### Exercise data

* * *

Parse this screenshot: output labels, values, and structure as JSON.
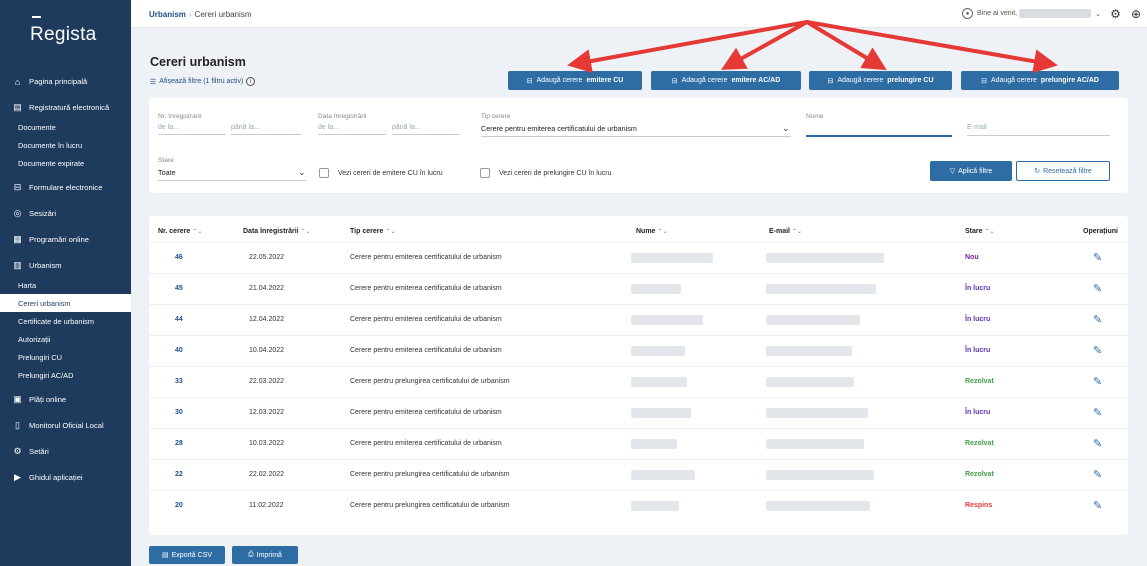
{
  "app": {
    "logo": "Regista"
  },
  "sidebar": {
    "items": [
      {
        "label": "Pagina principală",
        "icon": "home-icon"
      },
      {
        "label": "Registratură electronică",
        "icon": "document-icon"
      },
      {
        "label": "Documente",
        "icon": ""
      },
      {
        "label": "Documente în lucru",
        "icon": ""
      },
      {
        "label": "Documente expirate",
        "icon": ""
      },
      {
        "label": "Formulare electronice",
        "icon": "form-icon"
      },
      {
        "label": "Sesizări",
        "icon": "location-pin-icon"
      },
      {
        "label": "Programări online",
        "icon": "calendar-icon"
      },
      {
        "label": "Urbanism",
        "icon": "building-icon"
      },
      {
        "label": "Harta",
        "icon": ""
      },
      {
        "label": "Cereri urbanism",
        "icon": ""
      },
      {
        "label": "Certificate de urbanism",
        "icon": ""
      },
      {
        "label": "Autorizații",
        "icon": ""
      },
      {
        "label": "Prelungiri CU",
        "icon": ""
      },
      {
        "label": "Prelungiri AC/AD",
        "icon": ""
      },
      {
        "label": "Plăți online",
        "icon": "payment-icon"
      },
      {
        "label": "Monitorul Oficial Local",
        "icon": "monitor-icon"
      },
      {
        "label": "Setări",
        "icon": "settings-icon"
      },
      {
        "label": "Ghidul aplicației",
        "icon": "play-circle-icon"
      }
    ]
  },
  "topbar": {
    "breadcrumb_root": "Urbanism",
    "breadcrumb_current": "Cereri urbanism",
    "greeting": "Bine ai venit,"
  },
  "header": {
    "title": "Cereri urbanism",
    "filter_toggle": "Afișează filtre (1 filtru activ)"
  },
  "actions": {
    "b1_prefix": "Adaugă cerere ",
    "b1_bold": "emitere CU",
    "b2_prefix": "Adaugă cerere ",
    "b2_bold": "emitere AC/AD",
    "b3_prefix": "Adaugă cerere ",
    "b3_bold": "prelungire CU",
    "b4_prefix": "Adaugă cerere ",
    "b4_bold": "prelungire AC/AD"
  },
  "filters": {
    "nr_label": "Nr. înregistrare",
    "nr_from": "de la...",
    "nr_to": "până la...",
    "date_label": "Data înregistrării",
    "date_from": "de la...",
    "date_to": "până la...",
    "type_label": "Tip cerere",
    "type_value": "Cerere pentru emiterea certificatului de urbanism",
    "name_label": "Nume",
    "email_placeholder": "E-mail",
    "status_label": "Stare",
    "status_value": "Toate",
    "cb1": "Vezi cereri de emitere CU în lucru",
    "cb2": "Vezi cereri de prelungire CU în lucru",
    "apply": "Aplică filtre",
    "reset": "Resetează filtre"
  },
  "table": {
    "columns": {
      "nr": "Nr. cerere",
      "date": "Data înregistrării",
      "type": "Tip cerere",
      "name": "Nume",
      "email": "E-mail",
      "status": "Stare",
      "ops": "Operațiuni"
    },
    "rows": [
      {
        "nr": "46",
        "date": "22.05.2022",
        "type": "Cerere pentru emiterea certificatului de urbanism",
        "status": "Nou"
      },
      {
        "nr": "45",
        "date": "21.04.2022",
        "type": "Cerere pentru emiterea certificatului de urbanism",
        "status": "În lucru"
      },
      {
        "nr": "44",
        "date": "12.04.2022",
        "type": "Cerere pentru emiterea certificatului de urbanism",
        "status": "În lucru"
      },
      {
        "nr": "40",
        "date": "10.04.2022",
        "type": "Cerere pentru emiterea certificatului de urbanism",
        "status": "În lucru"
      },
      {
        "nr": "33",
        "date": "22.03.2022",
        "type": "Cerere pentru prelungirea certificatului de urbanism",
        "status": "Rezolvat"
      },
      {
        "nr": "30",
        "date": "12.03.2022",
        "type": "Cerere pentru emiterea certificatului de urbanism",
        "status": "În lucru"
      },
      {
        "nr": "28",
        "date": "10.03.2022",
        "type": "Cerere pentru emiterea certificatului de urbanism",
        "status": "Rezolvat"
      },
      {
        "nr": "22",
        "date": "22.02.2022",
        "type": "Cerere pentru prelungirea certificatului de urbanism",
        "status": "Rezolvat"
      },
      {
        "nr": "20",
        "date": "11.02.2022",
        "type": "Cerere pentru prelungirea certificatului de urbanism",
        "status": "Respins"
      }
    ]
  },
  "status_colors": {
    "Nou": "#7b1fa2",
    "În lucru": "#5e35b1",
    "Rezolvat": "#43a047",
    "Respins": "#e53935"
  },
  "footer": {
    "export": "Exportă CSV",
    "print": "Imprimă"
  },
  "colors": {
    "sidebar": "#1e3a5c",
    "accent": "#2e6da4",
    "annotation_arrow": "#e53935"
  }
}
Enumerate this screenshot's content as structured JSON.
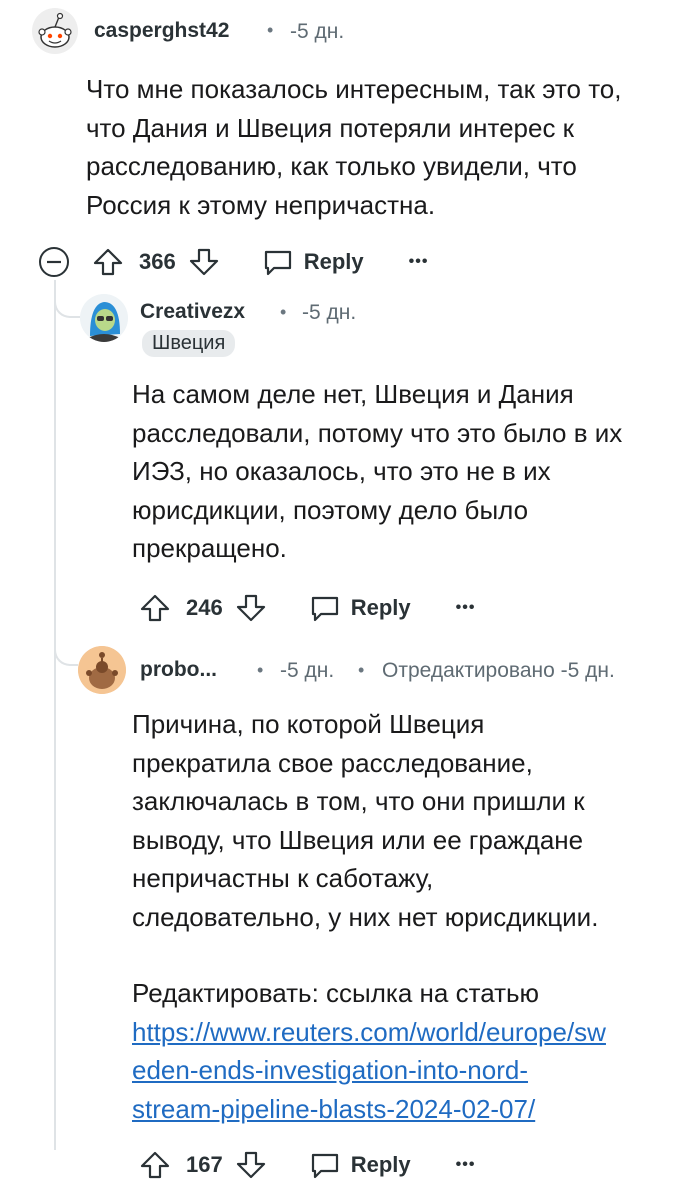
{
  "comments": [
    {
      "username": "casperghst42",
      "time": "-5 дн.",
      "body": [
        "Что мне показалось интересным, так это то,",
        "что Дания и Швеция потеряли интерес к",
        "расследованию, как только увидели, что",
        "Россия к этому непричастна."
      ],
      "votes": "366",
      "reply_label": "Reply",
      "more_label": "•••"
    },
    {
      "username": "Creativezx",
      "time": "-5 дн.",
      "flair": "Швеция",
      "body": [
        "На самом деле нет, Швеция и Дания",
        "расследовали, потому что это было в их",
        "ИЭЗ, но оказалось, что это не в их",
        "юрисдикции, поэтому дело было",
        "прекращено."
      ],
      "votes": "246",
      "reply_label": "Reply",
      "more_label": "•••"
    },
    {
      "username": "probo...",
      "time": "-5 дн.",
      "edited": "Отредактировано -5 дн.",
      "body": [
        "Причина, по которой Швеция",
        "прекратила свое расследование,",
        "заключалась в том, что они пришли к",
        "выводу, что Швеция или ее граждане",
        "непричастны к саботажу,",
        "следовательно, у них нет юрисдикции."
      ],
      "edit_label": "Редактировать: ссылка на статью",
      "link_lines": [
        "https://www.reuters.com/world/europe/sw",
        "eden-ends-investigation-into-nord-",
        "stream-pipeline-blasts-2024-02-07/"
      ],
      "votes": "167",
      "reply_label": "Reply",
      "more_label": "•••"
    }
  ],
  "colors": {
    "link": "#1f6bc2",
    "thread_line": "#dfe3e6",
    "flair_bg": "#e8ebed"
  }
}
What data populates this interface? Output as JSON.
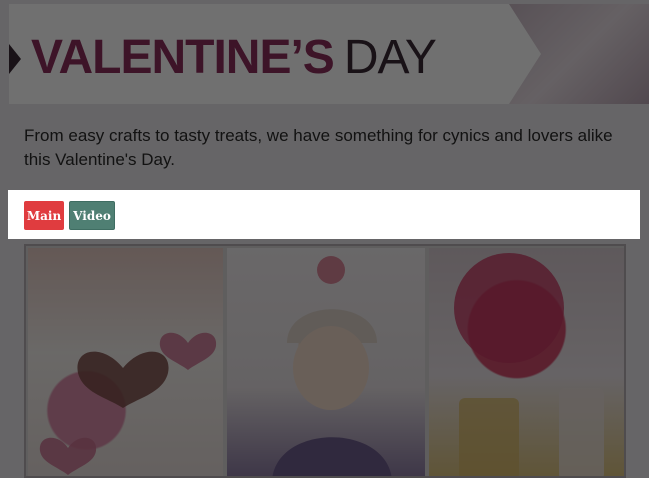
{
  "banner": {
    "title_bold": "VALENTINE’S",
    "title_light": "DAY"
  },
  "description": "From easy crafts to tasty treats, we have something for cynics and lovers alike this Valentine's Day.",
  "tabs": [
    {
      "label": "Main",
      "active": true,
      "color": "#e03c3f"
    },
    {
      "label": "Video",
      "active": false,
      "color": "#4f7f73"
    }
  ],
  "gallery": {
    "photos": [
      {
        "subject": "heart-cookies-photo"
      },
      {
        "subject": "girl-in-knit-hat-photo"
      },
      {
        "subject": "flowers-and-drinks-photo"
      }
    ]
  },
  "colors": {
    "brand_pink": "#8c2f5c",
    "dark": "#3a2b36",
    "overlay": "rgba(0,0,0,0.56)"
  }
}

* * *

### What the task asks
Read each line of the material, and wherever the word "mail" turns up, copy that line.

### Solution below
    "email_placeholder": "E-mail",
      "email": "E-mail",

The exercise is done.